▶ **What you are asked to do**
Go through the material below, find each line with the word "float", and copy those lines.

▶ **Data provided**
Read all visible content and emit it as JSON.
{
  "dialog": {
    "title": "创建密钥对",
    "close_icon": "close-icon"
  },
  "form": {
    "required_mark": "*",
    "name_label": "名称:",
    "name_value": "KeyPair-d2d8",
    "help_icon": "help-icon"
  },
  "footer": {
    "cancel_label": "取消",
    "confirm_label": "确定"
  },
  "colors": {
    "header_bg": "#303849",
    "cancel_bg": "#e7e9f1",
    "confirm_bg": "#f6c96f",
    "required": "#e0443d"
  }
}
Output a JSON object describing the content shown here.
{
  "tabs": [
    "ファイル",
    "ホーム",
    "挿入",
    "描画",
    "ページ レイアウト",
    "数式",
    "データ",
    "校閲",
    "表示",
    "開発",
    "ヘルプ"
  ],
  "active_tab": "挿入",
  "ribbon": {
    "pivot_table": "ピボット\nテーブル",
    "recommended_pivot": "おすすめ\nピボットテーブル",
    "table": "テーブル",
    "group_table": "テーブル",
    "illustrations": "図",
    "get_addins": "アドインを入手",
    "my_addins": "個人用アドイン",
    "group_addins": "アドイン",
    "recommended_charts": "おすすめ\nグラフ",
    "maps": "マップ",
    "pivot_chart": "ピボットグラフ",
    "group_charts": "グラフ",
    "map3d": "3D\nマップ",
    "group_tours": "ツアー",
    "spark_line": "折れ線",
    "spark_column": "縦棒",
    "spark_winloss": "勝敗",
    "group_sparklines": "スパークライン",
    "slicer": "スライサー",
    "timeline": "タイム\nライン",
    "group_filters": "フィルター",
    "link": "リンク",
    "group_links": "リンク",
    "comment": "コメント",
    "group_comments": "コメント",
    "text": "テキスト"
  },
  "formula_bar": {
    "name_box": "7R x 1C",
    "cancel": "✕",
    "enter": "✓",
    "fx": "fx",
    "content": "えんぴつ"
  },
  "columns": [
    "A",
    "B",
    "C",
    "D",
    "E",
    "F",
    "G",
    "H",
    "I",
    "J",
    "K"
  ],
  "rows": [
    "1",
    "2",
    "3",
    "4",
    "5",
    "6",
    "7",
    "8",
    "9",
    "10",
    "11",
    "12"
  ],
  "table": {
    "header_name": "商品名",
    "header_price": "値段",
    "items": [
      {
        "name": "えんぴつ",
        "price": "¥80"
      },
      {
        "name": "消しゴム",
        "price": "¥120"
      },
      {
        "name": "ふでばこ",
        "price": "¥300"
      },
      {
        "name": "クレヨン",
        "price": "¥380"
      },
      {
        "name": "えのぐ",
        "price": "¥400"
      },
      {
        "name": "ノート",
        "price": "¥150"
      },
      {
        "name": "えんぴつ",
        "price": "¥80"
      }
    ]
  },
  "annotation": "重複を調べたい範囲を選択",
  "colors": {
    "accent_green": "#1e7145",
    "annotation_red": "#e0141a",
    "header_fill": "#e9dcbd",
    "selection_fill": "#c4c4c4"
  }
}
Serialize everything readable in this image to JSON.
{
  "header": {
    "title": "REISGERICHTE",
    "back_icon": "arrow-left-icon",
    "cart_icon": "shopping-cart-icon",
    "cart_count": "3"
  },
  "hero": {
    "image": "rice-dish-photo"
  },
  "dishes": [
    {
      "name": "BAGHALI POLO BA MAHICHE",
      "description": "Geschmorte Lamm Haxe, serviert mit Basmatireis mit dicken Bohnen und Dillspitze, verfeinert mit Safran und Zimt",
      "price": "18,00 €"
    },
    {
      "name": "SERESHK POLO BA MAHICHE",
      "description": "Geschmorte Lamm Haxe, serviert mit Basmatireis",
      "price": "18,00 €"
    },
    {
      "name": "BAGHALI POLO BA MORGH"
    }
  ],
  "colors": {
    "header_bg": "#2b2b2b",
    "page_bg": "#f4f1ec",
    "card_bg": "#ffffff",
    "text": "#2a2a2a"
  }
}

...

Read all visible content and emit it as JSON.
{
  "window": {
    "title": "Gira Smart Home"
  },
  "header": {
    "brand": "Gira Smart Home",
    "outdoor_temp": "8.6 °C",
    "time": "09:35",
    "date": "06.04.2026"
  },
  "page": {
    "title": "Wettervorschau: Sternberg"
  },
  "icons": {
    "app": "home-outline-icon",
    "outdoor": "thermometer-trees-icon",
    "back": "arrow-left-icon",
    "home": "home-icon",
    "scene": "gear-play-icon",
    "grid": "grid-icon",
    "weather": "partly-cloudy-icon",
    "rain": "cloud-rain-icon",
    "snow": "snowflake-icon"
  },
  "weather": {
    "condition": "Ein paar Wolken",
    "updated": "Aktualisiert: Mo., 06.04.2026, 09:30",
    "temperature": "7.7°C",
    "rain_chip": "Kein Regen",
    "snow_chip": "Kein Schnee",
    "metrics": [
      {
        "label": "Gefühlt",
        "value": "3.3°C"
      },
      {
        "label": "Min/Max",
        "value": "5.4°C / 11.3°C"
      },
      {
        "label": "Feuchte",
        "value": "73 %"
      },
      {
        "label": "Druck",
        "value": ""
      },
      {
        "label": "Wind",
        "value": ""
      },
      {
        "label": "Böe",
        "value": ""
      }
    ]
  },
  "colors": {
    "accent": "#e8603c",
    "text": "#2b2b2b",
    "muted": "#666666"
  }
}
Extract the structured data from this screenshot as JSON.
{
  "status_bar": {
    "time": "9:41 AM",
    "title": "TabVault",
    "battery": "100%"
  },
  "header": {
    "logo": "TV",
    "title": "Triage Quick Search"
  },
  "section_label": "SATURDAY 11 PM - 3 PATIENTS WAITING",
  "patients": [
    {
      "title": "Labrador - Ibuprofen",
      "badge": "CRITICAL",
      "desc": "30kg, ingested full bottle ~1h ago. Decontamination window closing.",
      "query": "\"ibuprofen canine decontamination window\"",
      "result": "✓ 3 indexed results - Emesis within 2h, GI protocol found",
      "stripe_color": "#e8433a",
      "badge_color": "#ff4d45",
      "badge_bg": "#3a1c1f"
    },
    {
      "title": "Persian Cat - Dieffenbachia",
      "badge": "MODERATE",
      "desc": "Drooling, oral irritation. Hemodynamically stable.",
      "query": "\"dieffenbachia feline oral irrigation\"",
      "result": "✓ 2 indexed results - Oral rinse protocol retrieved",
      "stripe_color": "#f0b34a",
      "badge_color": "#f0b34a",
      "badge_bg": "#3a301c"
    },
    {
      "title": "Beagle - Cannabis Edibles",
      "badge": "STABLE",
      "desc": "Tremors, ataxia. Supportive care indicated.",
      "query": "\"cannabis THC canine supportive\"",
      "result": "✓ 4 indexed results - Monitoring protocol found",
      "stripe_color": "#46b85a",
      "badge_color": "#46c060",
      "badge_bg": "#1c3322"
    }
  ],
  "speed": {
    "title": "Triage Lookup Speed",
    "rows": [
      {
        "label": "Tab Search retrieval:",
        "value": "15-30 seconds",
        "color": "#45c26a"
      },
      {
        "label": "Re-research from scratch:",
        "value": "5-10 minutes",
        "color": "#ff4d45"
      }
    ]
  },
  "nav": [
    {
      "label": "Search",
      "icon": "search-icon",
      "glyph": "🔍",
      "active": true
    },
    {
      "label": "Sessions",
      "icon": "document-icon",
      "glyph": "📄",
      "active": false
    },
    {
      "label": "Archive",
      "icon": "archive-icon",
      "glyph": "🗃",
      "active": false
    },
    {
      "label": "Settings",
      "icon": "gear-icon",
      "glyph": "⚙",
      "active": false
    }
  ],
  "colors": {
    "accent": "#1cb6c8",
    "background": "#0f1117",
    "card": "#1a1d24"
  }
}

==

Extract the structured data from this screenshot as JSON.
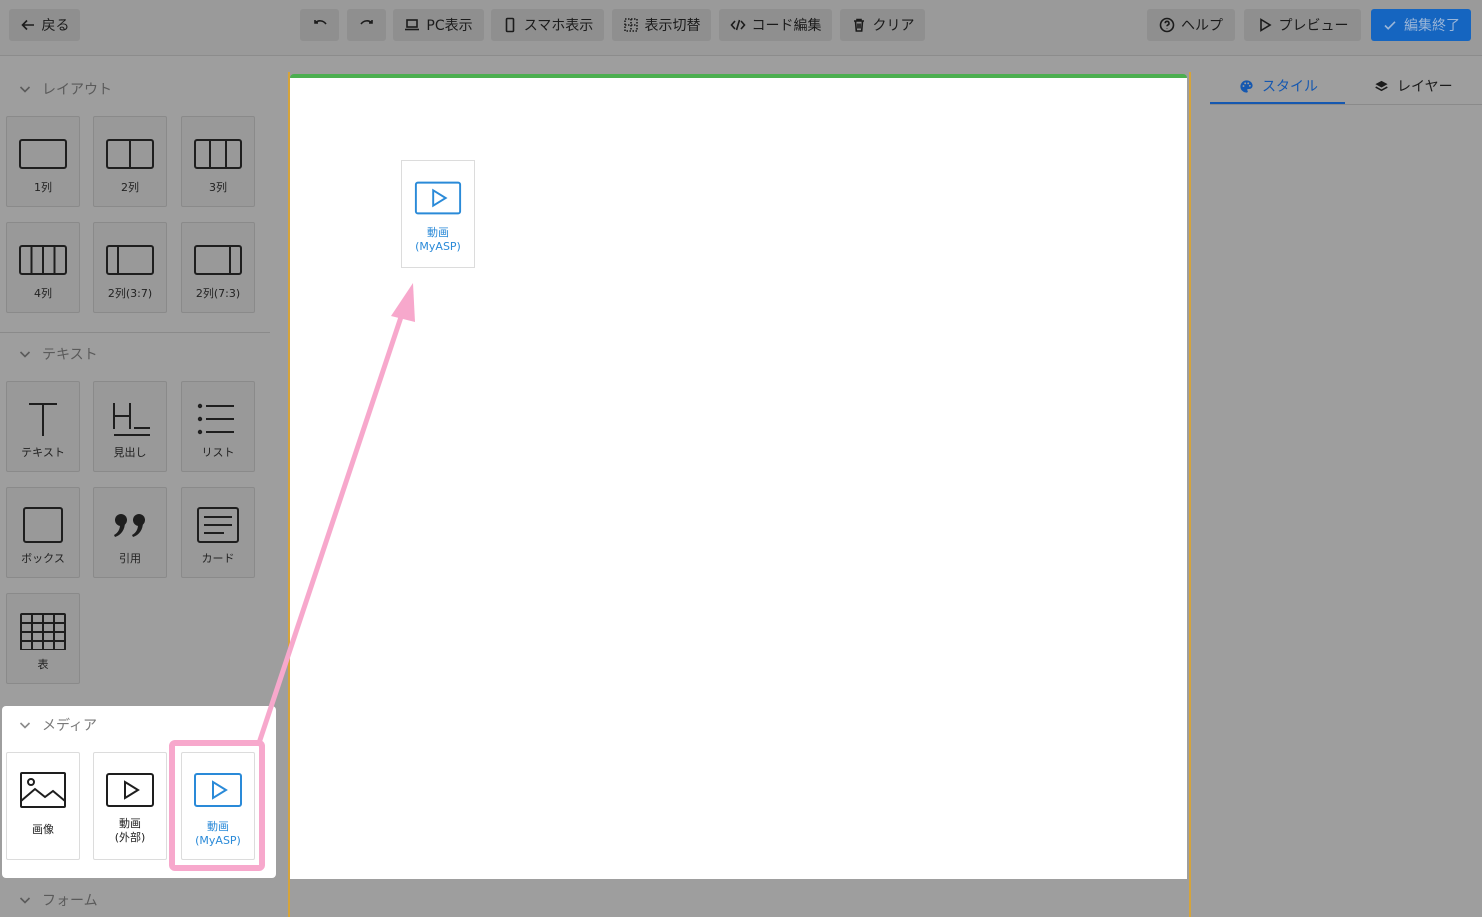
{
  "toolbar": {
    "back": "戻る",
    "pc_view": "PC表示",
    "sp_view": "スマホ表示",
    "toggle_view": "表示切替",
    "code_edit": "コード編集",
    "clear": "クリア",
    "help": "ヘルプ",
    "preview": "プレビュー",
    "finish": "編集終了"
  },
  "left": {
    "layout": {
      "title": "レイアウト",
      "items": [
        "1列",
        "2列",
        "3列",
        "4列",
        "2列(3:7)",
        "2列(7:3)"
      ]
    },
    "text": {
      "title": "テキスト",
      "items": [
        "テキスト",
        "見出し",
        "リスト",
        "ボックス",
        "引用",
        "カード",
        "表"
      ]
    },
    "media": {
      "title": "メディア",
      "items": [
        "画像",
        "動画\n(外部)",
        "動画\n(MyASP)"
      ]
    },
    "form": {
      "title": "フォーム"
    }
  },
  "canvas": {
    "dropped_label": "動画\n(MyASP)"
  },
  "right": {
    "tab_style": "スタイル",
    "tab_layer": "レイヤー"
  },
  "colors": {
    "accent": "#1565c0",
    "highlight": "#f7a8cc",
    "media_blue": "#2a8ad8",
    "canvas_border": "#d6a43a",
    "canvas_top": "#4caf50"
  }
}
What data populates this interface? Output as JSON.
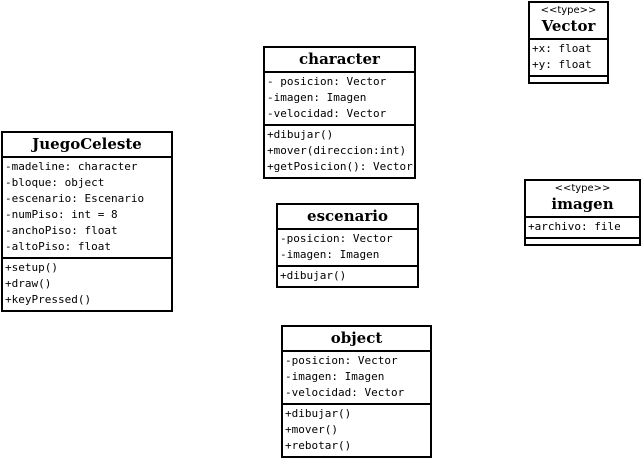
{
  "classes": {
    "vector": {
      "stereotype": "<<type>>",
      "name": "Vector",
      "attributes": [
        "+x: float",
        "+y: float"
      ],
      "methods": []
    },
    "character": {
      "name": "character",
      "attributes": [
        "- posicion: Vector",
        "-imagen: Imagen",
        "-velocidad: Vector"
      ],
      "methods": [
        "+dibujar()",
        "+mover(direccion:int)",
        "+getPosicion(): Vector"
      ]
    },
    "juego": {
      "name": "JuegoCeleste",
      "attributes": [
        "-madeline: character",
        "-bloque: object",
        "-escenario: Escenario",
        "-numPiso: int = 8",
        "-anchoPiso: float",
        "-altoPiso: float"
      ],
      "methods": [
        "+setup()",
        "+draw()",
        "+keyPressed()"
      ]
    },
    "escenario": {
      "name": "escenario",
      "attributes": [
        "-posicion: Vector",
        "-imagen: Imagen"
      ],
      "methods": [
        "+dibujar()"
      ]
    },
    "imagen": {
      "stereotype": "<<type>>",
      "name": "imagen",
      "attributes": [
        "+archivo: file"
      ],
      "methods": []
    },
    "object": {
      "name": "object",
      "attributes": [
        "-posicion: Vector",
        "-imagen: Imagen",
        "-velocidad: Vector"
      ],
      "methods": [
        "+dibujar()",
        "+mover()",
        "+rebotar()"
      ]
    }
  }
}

▶ **Exercise solution**
        "+x: float",
        "+y: float"
        "-anchoPiso: float",
        "-altoPiso: float"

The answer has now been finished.